BEGIN Task data

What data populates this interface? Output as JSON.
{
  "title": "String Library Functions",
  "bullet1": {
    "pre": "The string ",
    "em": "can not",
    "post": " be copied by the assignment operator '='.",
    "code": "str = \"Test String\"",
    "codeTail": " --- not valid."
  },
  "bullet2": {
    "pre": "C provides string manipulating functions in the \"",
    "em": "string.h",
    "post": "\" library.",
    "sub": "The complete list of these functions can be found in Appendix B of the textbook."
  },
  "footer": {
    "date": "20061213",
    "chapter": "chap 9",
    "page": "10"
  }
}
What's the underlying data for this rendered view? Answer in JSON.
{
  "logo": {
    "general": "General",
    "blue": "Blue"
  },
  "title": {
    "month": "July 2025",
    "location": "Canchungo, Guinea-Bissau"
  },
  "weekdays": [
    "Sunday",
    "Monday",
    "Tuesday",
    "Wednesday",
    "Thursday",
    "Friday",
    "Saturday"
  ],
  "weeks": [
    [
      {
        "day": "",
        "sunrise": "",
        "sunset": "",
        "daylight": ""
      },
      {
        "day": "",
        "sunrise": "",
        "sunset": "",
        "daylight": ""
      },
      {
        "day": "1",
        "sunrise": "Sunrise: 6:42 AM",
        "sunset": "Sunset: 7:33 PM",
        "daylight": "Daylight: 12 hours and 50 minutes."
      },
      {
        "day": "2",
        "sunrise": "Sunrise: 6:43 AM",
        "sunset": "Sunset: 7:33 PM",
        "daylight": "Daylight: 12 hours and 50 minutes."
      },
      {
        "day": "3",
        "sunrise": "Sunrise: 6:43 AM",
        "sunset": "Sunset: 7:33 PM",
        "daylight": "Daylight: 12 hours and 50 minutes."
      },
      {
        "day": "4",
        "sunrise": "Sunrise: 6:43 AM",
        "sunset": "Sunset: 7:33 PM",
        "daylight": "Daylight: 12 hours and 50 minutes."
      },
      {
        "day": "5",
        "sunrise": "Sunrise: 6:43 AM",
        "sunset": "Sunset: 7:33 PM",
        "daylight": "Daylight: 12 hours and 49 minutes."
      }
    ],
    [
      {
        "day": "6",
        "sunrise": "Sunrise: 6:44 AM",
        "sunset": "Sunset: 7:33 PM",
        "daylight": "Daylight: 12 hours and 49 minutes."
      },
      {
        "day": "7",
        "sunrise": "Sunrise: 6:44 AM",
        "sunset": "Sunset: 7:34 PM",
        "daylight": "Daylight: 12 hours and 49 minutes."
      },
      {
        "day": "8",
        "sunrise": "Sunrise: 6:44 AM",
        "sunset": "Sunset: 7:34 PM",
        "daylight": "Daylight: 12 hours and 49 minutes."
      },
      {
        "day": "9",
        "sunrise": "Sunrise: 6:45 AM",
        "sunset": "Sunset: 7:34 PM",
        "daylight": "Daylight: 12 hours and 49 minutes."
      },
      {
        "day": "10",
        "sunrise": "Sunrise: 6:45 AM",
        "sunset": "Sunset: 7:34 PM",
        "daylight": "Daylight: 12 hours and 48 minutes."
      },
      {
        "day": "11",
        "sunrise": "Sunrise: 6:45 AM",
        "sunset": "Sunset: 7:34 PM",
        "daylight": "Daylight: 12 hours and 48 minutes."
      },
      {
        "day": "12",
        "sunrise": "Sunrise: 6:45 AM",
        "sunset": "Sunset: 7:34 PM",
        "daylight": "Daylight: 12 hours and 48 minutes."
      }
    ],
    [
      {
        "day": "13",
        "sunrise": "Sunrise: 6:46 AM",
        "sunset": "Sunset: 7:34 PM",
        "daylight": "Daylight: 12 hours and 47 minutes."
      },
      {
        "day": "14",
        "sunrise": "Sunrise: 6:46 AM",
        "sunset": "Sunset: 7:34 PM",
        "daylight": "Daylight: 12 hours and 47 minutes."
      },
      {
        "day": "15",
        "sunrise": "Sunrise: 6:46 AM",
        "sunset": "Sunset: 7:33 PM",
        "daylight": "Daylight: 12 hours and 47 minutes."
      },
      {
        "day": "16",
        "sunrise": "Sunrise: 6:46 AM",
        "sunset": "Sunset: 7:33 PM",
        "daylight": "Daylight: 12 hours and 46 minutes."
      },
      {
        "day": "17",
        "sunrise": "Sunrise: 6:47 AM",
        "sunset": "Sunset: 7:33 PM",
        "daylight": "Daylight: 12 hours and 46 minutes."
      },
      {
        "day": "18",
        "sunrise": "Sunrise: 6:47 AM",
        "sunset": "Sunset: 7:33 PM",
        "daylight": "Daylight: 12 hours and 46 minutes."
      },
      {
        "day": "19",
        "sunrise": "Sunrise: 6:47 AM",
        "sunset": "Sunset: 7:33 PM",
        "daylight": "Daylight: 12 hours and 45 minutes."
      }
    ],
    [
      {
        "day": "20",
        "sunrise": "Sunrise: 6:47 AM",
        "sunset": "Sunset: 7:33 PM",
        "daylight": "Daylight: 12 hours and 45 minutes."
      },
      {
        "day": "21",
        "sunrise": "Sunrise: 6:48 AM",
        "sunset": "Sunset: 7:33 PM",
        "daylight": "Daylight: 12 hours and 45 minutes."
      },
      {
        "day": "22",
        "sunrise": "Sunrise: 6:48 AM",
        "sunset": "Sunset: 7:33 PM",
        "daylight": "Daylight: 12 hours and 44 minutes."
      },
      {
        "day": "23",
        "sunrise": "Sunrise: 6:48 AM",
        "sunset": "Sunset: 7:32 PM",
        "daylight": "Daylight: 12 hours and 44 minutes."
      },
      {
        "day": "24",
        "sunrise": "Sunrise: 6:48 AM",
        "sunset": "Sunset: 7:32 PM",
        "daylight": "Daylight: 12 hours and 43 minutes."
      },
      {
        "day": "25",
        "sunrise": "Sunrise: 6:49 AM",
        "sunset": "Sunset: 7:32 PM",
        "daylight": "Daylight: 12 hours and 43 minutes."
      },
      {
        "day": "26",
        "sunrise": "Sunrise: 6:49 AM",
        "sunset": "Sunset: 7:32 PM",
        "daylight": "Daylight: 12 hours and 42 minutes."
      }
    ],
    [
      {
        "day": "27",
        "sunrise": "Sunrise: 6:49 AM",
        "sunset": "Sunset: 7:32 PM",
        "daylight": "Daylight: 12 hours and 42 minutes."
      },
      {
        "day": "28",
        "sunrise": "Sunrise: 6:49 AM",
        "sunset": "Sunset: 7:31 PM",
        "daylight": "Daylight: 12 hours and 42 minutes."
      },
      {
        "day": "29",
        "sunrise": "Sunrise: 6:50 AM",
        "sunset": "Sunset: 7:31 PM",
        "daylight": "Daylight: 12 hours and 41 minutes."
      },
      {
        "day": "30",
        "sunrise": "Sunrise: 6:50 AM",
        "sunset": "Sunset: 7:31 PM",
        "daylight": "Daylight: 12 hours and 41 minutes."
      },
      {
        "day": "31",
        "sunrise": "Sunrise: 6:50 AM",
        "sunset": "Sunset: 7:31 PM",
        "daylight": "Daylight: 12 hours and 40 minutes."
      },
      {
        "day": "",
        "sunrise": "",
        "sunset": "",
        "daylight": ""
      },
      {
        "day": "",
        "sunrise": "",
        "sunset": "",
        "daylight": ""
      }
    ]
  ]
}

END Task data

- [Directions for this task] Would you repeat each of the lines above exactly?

- [Your solution]
What data populates this interface? Output as JSON.
{
  "title": "String Library Functions",
  "bullet1": {
    "pre": "The string ",
    "em": "can not",
    "post": " be copied by the assignment operator '='.",
    "code": "str = \"Test String\"",
    "codeTail": " --- not valid."
  },
  "bullet2": {
    "pre": "C provides string manipulating functions in the \"",
    "em": "string.h",
    "post": "\" library.",
    "sub": "The complete list of these functions can be found in Appendix B of the textbook."
  },
  "footer": {
    "date": "20061213",
    "chapter": "chap 9",
    "page": "10"
  }
}
What's the underlying data for this rendered view? Answer in JSON.
{
  "logo": {
    "general": "General",
    "blue": "Blue"
  },
  "title": {
    "month": "July 2025",
    "location": "Canchungo, Guinea-Bissau"
  },
  "weekdays": [
    "Sunday",
    "Monday",
    "Tuesday",
    "Wednesday",
    "Thursday",
    "Friday",
    "Saturday"
  ],
  "weeks": [
    [
      {
        "day": "",
        "sunrise": "",
        "sunset": "",
        "daylight": ""
      },
      {
        "day": "",
        "sunrise": "",
        "sunset": "",
        "daylight": ""
      },
      {
        "day": "1",
        "sunrise": "Sunrise: 6:42 AM",
        "sunset": "Sunset: 7:33 PM",
        "daylight": "Daylight: 12 hours and 50 minutes."
      },
      {
        "day": "2",
        "sunrise": "Sunrise: 6:43 AM",
        "sunset": "Sunset: 7:33 PM",
        "daylight": "Daylight: 12 hours and 50 minutes."
      },
      {
        "day": "3",
        "sunrise": "Sunrise: 6:43 AM",
        "sunset": "Sunset: 7:33 PM",
        "daylight": "Daylight: 12 hours and 50 minutes."
      },
      {
        "day": "4",
        "sunrise": "Sunrise: 6:43 AM",
        "sunset": "Sunset: 7:33 PM",
        "daylight": "Daylight: 12 hours and 50 minutes."
      },
      {
        "day": "5",
        "sunrise": "Sunrise: 6:43 AM",
        "sunset": "Sunset: 7:33 PM",
        "daylight": "Daylight: 12 hours and 49 minutes."
      }
    ],
    [
      {
        "day": "6",
        "sunrise": "Sunrise: 6:44 AM",
        "sunset": "Sunset: 7:33 PM",
        "daylight": "Daylight: 12 hours and 49 minutes."
      },
      {
        "day": "7",
        "sunrise": "Sunrise: 6:44 AM",
        "sunset": "Sunset: 7:34 PM",
        "daylight": "Daylight: 12 hours and 49 minutes."
      },
      {
        "day": "8",
        "sunrise": "Sunrise: 6:44 AM",
        "sunset": "Sunset: 7:34 PM",
        "daylight": "Daylight: 12 hours and 49 minutes."
      },
      {
        "day": "9",
        "sunrise": "Sunrise: 6:45 AM",
        "sunset": "Sunset: 7:34 PM",
        "daylight": "Daylight: 12 hours and 49 minutes."
      },
      {
        "day": "10",
        "sunrise": "Sunrise: 6:45 AM",
        "sunset": "Sunset: 7:34 PM",
        "daylight": "Daylight: 12 hours and 48 minutes."
      },
      {
        "day": "11",
        "sunrise": "Sunrise: 6:45 AM",
        "sunset": "Sunset: 7:34 PM",
        "daylight": "Daylight: 12 hours and 48 minutes."
      },
      {
        "day": "12",
        "sunrise": "Sunrise: 6:45 AM",
        "sunset": "Sunset: 7:34 PM",
        "daylight": "Daylight: 12 hours and 48 minutes."
      }
    ],
    [
      {
        "day": "13",
        "sunrise": "Sunrise: 6:46 AM",
        "sunset": "Sunset: 7:34 PM",
        "daylight": "Daylight: 12 hours and 47 minutes."
      },
      {
        "day": "14",
        "sunrise": "Sunrise: 6:46 AM",
        "sunset": "Sunset: 7:34 PM",
        "daylight": "Daylight: 12 hours and 47 minutes."
      },
      {
        "day": "15",
        "sunrise": "Sunrise: 6:46 AM",
        "sunset": "Sunset: 7:33 PM",
        "daylight": "Daylight: 12 hours and 47 minutes."
      },
      {
        "day": "16",
        "sunrise": "Sunrise: 6:46 AM",
        "sunset": "Sunset: 7:33 PM",
        "daylight": "Daylight: 12 hours and 46 minutes."
      },
      {
        "day": "17",
        "sunrise": "Sunrise: 6:47 AM",
        "sunset": "Sunset: 7:33 PM",
        "daylight": "Daylight: 12 hours and 46 minutes."
      },
      {
        "day": "18",
        "sunrise": "Sunrise: 6:47 AM",
        "sunset": "Sunset: 7:33 PM",
        "daylight": "Daylight: 12 hours and 46 minutes."
      },
      {
        "day": "19",
        "sunrise": "Sunrise: 6:47 AM",
        "sunset": "Sunset: 7:33 PM",
        "daylight": "Daylight: 12 hours and 45 minutes."
      }
    ],
    [
      {
        "day": "20",
        "sunrise": "Sunrise: 6:47 AM",
        "sunset": "Sunset: 7:33 PM",
        "daylight": "Daylight: 12 hours and 45 minutes."
      },
      {
        "day": "21",
        "sunrise": "Sunrise: 6:48 AM",
        "sunset": "Sunset: 7:33 PM",
        "daylight": "Daylight: 12 hours and 45 minutes."
      },
      {
        "day": "22",
        "sunrise": "Sunrise: 6:48 AM",
        "sunset": "Sunset: 7:33 PM",
        "daylight": "Daylight: 12 hours and 44 minutes."
      },
      {
        "day": "23",
        "sunrise": "Sunrise: 6:48 AM",
        "sunset": "Sunset: 7:32 PM",
        "daylight": "Daylight: 12 hours and 44 minutes."
      },
      {
        "day": "24",
        "sunrise": "Sunrise: 6:48 AM",
        "sunset": "Sunset: 7:32 PM",
        "daylight": "Daylight: 12 hours and 43 minutes."
      },
      {
        "day": "25",
        "sunrise": "Sunrise: 6:49 AM",
        "sunset": "Sunset: 7:32 PM",
        "daylight": "Daylight: 12 hours and 43 minutes."
      },
      {
        "day": "26",
        "sunrise": "Sunrise: 6:49 AM",
        "sunset": "Sunset: 7:32 PM",
        "daylight": "Daylight: 12 hours and 42 minutes."
      }
    ],
    [
      {
        "day": "27",
        "sunrise": "Sunrise: 6:49 AM",
        "sunset": "Sunset: 7:32 PM",
        "daylight": "Daylight: 12 hours and 42 minutes."
      },
      {
        "day": "28",
        "sunrise": "Sunrise: 6:49 AM",
        "sunset": "Sunset: 7:31 PM",
        "daylight": "Daylight: 12 hours and 42 minutes."
      },
      {
        "day": "29",
        "sunrise": "Sunrise: 6:50 AM",
        "sunset": "Sunset: 7:31 PM",
        "daylight": "Daylight: 12 hours and 41 minutes."
      },
      {
        "day": "30",
        "sunrise": "Sunrise: 6:50 AM",
        "sunset": "Sunset: 7:31 PM",
        "daylight": "Daylight: 12 hours and 41 minutes."
      },
      {
        "day": "31",
        "sunrise": "Sunrise: 6:50 AM",
        "sunset": "Sunset: 7:31 PM",
        "daylight": "Daylight: 12 hours and 40 minutes."
      },
      {
        "day": "",
        "sunrise": "",
        "sunset": "",
        "daylight": ""
      },
      {
        "day": "",
        "sunrise": "",
        "sunset": "",
        "daylight": ""
      }
    ]
  ]
}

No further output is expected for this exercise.